Shooting video, unlike photography, requires different movements and motions to help create different realities inside the film. Where shutter speed will play a massive role in the ‘motion’ of a photograph, the movements you use while filming your video will help you tell your story in a unique way.
In this article, we’ll be covering 6 ideas for camera movements to try out in your next music video or short film!
1. Pan / Tilt
Panning is one of the most well-known camera movements in the game. From left to right, or vice versa, show your viewers what you’re seeing. These are great for establishing shots or wide shots to show the viewer your scene.
Tilt is nearly the same as panning; however, instead of moving your camera left/right, tilting is when you only move your camera up/down. Tilting is great for showing buildings, mountains, etc… to show the scale or size of what you’re filming.
2. Pedestal / Truck
The next camera movements on our list are called ‘Pedestal’ and ‘Truck.’ For this first movement, ‘Pedestal,’ you’ll keep your camera on one vertical axis, and move up or down to show your subject. This movement is similar to ‘Tilting’, but instead of tilting up or down, you will fix your camera so that it’s perpendicular from your subject, and move the whole camera up/down.
‘Trucking’ is nearly the same as ‘Pedestal’; however, instead of up/down, you’ll be moving side to side. Instead of the rounded out motion of panning, you’ll keep your camera fixed perpendicular to your subject and truck side to side, similar to driving a truck forward or backward and only looking out of the side window.
This is one of our favorite movements for music videos – the roll. Rolling can turn any dull scene for a music video into something interesting and engaging.
Many directors and cinematographers have found this rolling movement to be overused, but when it’s used properly it can really enhance a scene.

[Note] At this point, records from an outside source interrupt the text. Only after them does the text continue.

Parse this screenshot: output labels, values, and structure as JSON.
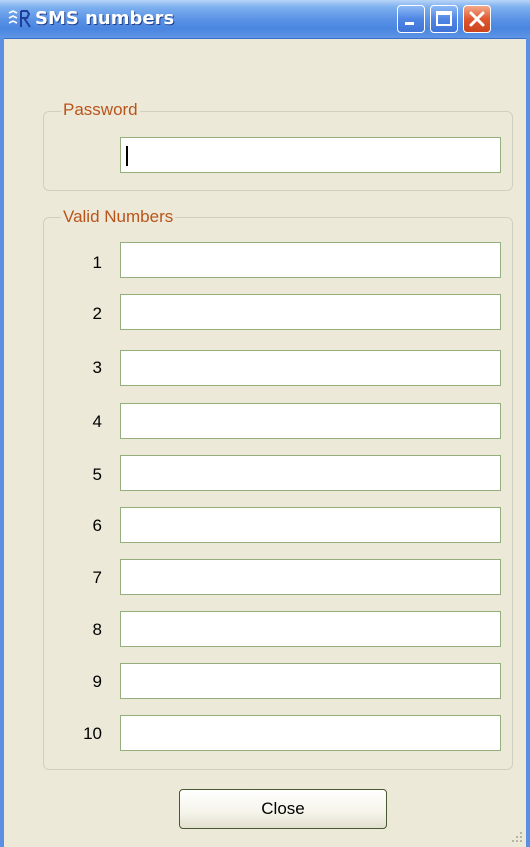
{
  "window": {
    "title": "SMS numbers",
    "app_icon": "app-logo-icon",
    "controls": [
      "minimize-icon",
      "maximize-icon",
      "close-icon"
    ]
  },
  "password_group": {
    "legend": "Password",
    "field_value": ""
  },
  "numbers_group": {
    "legend": "Valid Numbers",
    "rows": [
      {
        "label": "1",
        "value": ""
      },
      {
        "label": "2",
        "value": ""
      },
      {
        "label": "3",
        "value": ""
      },
      {
        "label": "4",
        "value": ""
      },
      {
        "label": "5",
        "value": ""
      },
      {
        "label": "6",
        "value": ""
      },
      {
        "label": "7",
        "value": ""
      },
      {
        "label": "8",
        "value": ""
      },
      {
        "label": "9",
        "value": ""
      },
      {
        "label": "10",
        "value": ""
      }
    ]
  },
  "footer": {
    "close_label": "Close"
  },
  "colors": {
    "titlebar": "#4a86e0",
    "window_bg": "#ece9d8",
    "legend_text": "#b9541b",
    "field_border": "#94ae7e",
    "close_control": "#e0572e"
  }
}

Also, something to note for this roll movement is the difference between shooting handheld, with a stabilizer, or with a crane. With a stabilizer or crane you will get smooth, crisp rolling motions that can make your production value go way up. Because of this, many filmmakers will avoid rolling movements unless they have a stabilizer or crane. I, on the other hand, advocate for trying all of these motions handheld. Obviously it won’t be perfectly smooth, but sometimes the handheld motion will help amplify the song that you are shooting for. It all just depends on your own preference.
4. Zoom In / Out
Another well-known camera ‘movement’ is zooming in or out. This perspective goes all the way back to the start of motion picture films.
Think super 8 cameras – remember all of those old home videos you’ve seen with the moving border on the side – what’s one thing you always notice? Dad always zoomed in or out while capturing the family memories.
‘Why?’ you ask. These super 8 cameras were some of the first widely-used video cameras… and they just so happened to feature a zoom button/slider – something that was not so common back then.
Back then, when there were only a few buttons on your camera, you wanted to try them all out to see what they did. Nowadays there are so many different buttons and internal tools on cameras that sometimes we forget the basics.
Challenge yourself on your next project to shoot with a zoom in/out motion. I always find it interesting how challenging myself to move differently will make for such a different final video.
5. Focus Pull / Rack Focus
Another essential ‘movement’ for cinematic effects is actually a lens adjustment. For this method, you won’t need to move your camera, but instead, you’ll need to pull in/out of focus and then catch on sharp focus.
This ‘movement’ offers a life-like blur faded into focus just how the human eye would normally act.
Place an apple on a table in front of you. Now look directly at the table while the apple is in your peripheral vision. Start to move your eyes back and forth between the table and the apple. Notice the way your eyes focus in and out – this is what you should try to recreate with your camera for realism/naturalism.
Last, but certainly not least, is ‘tracking.’ Tracking is when you use your camera to follow your subject. It does not matter if you’re moving up/down/left/right – the goal is to follow your subject. Whether you’re filming a person, a bird, a train, anything… track/follow your subject to give the viewer a full picture of the subject + what they’re seeing.